   You may not want to change your garden design completely to xeriscape, but you may want to experiment. And that is a beginning to producing gardens that are defined by their location. This new style of garden will fit in with its surroundings and not be mistaken for a garden in England, Virginia or California.

    Springer also gives you resources to help you find plants that fit this style of gardening, which is an invaluable time saver.   The Well-Tended Perennial Garden by Tracy DeSabato-Aust deals with perennials and how to plant and care for them to get the most from your plants.

   Are you tired of your perennial asters lopping over on their neighbors? Wish your salvia was better behaved and wouldn’t sprawl after the bloom cycle was over? Have you heard that some perennials will produce a second round of bloom if deadheaded appropriately? The Well-Tended Perennial Garden may be just the book that you have been looking for.

   Not only does DeSabato-Aust describe pruning techniques, she also gives you a “chocolate pudding” recipe to provide the ideal soil medium. With this recipe, your quart-sized perennials will produce like a gallon-container plant in average soil in the first year.

   Would you like to bypass the trial and error stage of perennial planting?

   Growing Perennials in Cold Climates by Mike Heger and John Whitman discusses 1,700 varieties of perennials that will survive cold climates. Heger is co-owner of Ambergate Gardens in Chaska, Minnesota and Whitman is a 40-year veteran gardener and garden writer.

   This book will tell you how and when to divide and transplant perennials. If you love to take bouquets of flowers indoors, this book will give you cutting, drying and companion planting advice.

   If you like to have plants that are just a bit different from your neighbors, Heger and Whitman offer sources for hard to find varieties of plants.
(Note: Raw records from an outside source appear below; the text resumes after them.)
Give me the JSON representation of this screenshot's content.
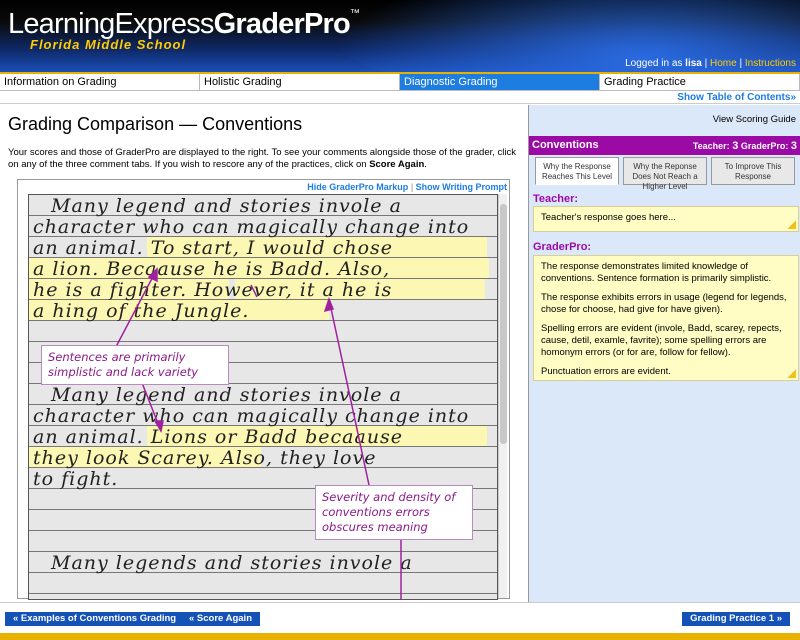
{
  "header": {
    "logo_main": "LearningExpress",
    "logo_product": "GraderPro",
    "logo_tm": "™",
    "subtitle": "Florida Middle School",
    "login_prefix": "Logged in as",
    "user": "lisa",
    "home_link": "Home",
    "instructions_link": "Instructions"
  },
  "nav": {
    "tabs": [
      {
        "label": "Information on Grading"
      },
      {
        "label": "Holistic Grading"
      },
      {
        "label": "Diagnostic Grading"
      },
      {
        "label": "Grading Practice"
      }
    ],
    "active_index": 2,
    "toc_link": "Show Table of Contents"
  },
  "main": {
    "title": "Grading Comparison — Conventions",
    "intro_before": "Your scores and those of GraderPro are displayed to the right. To see your comments alongside those of the grader, click on any of the three comment tabs. If you wish to rescore any of the practices, click on ",
    "intro_bold": "Score Again",
    "intro_after": ".",
    "hide_markup": "Hide GraderPro Markup",
    "show_prompt": "Show Writing Prompt",
    "essay_lines": [
      "Many legend and stories invole a",
      "character who can magically change into",
      "an animal. To start, I would chose",
      "a lion. Becaause he is Badd. Also,",
      "he is a fighter. However, it a he is",
      "a hing of the Jungle.",
      "Many legend and stories invole a",
      "character who can magically change into",
      "an animal. Lions or Badd becaause",
      "they look Scarey. Also, they love",
      "to fight.",
      "Many legends and stories invole a"
    ],
    "annotation_1": "Sentences are primarily simplistic and lack variety",
    "annotation_2": "Severity and density of conventions errors obscures meaning"
  },
  "right": {
    "scoring_guide": "View Scoring Guide",
    "section_title": "Conventions",
    "teacher_label": "Teacher:",
    "teacher_score": "3",
    "graderpro_label": "GraderPro:",
    "graderpro_score": "3",
    "tabs": [
      {
        "label": "Why the Response Reaches This Level"
      },
      {
        "label": "Why the Reponse Does Not Reach a Higher Level"
      },
      {
        "label": "To Improve This Response"
      }
    ],
    "teacher_heading": "Teacher:",
    "teacher_response": "Teacher's response goes here...",
    "graderpro_heading": "GraderPro:",
    "gp_p1": "The response demonstrates limited knowledge of conventions. Sentence formation is primarily simplistic.",
    "gp_p2": "The response exhibits errors in usage (legend for legends, chose for choose, had give for have given).",
    "gp_p3": "Spelling errors are evident (invole, Badd, scarey, repects, cause, detil, examle, favrite); some spelling errors are homonym errors (or for are, follow for fellow).",
    "gp_p4": "Punctuation errors are evident."
  },
  "footer": {
    "btn_examples": "« Examples of Conventions Grading",
    "btn_score_again": "« Score Again",
    "btn_practice": "Grading Practice 1 »"
  },
  "colors": {
    "accent_purple": "#9b0aa5",
    "nav_active": "#1d7de0",
    "button_blue": "#1452b8",
    "gold": "#e8b100"
  }
}
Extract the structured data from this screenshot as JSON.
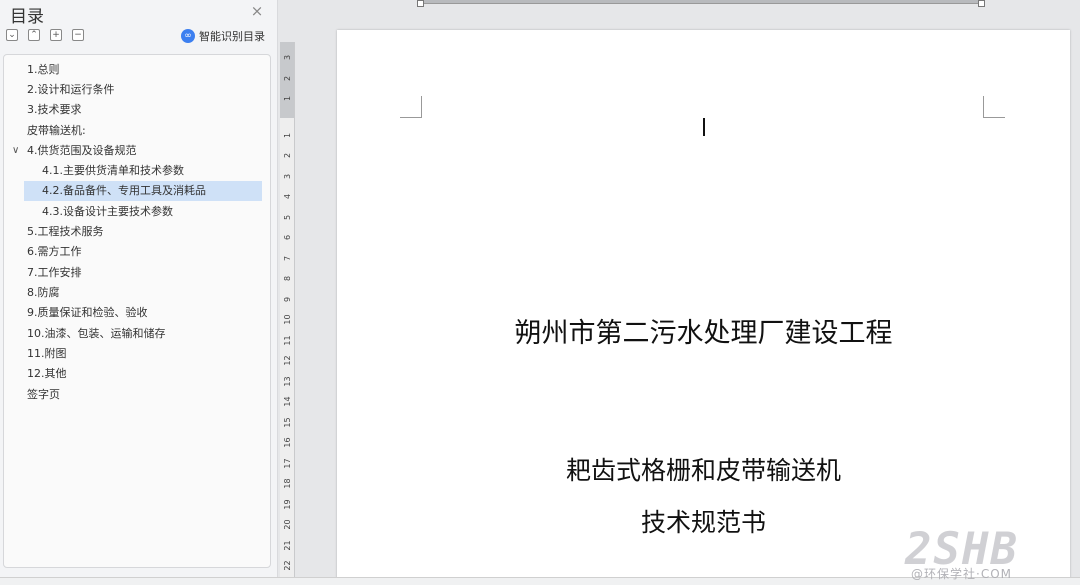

If you are a plant-aholic, meaning you purchase one plant with the idea that you will propagate it into a drift of plants that fill a whole bed, you’ll find the help you need in this book.

   Are you looking for a good all-around book on perennials with information on how to grow and how to landscape with them?  Rodale’s Illustrated Encyclopedia ofPerennials by Ellen Phillips and Colston Burrell is a wonderful addition to your gardening library.

   This book has one of the better illustrated encyclopedic sections. Photos are in color and the authors give you information on most varieties. This book is extremely accurate in its hardiness zones.

   My original book was a hardbound edition. When it fell apart due to constant thumbing, I replaced it with a softbound edition.

   This book also gives lists of perennials with culture tips, perennials that bloom from seed during their first season, cultivars that come true from seeds and lists of perennials that deer don’t nibble on.

   Christopher Lloyd, an Englishman, authored The Well-Tempered Garden. It is filled with Lloyd’s wit and gardening wisdom. The book has been adjusted to meet our hardiness zones. But what needs no adjustment is the depth of experience and gardening enthusiasm that Lloyd brings to the printed page. I have three or four of his books, but this is my favorite.

   If you have a greenhouse, you should have Shane Smith’s Greenhouse Gardener’s Companion on your bookshelf. This book will help you plan your planting schedule, propagation, layout and greenhouse design.

   The American Horticulture Society Plant Propagation book will give you all the information necessary to increase the number of plants in your garden. You will find the ideal time to take cuttings, what kind to take and how to get them to ‘strike’.

   Happy reading!

   “Perennial” doesn’t mean “eternal.” –Lauren SpringerPublished in Fifty-Plus Living January 2006   I    

Northern Idaho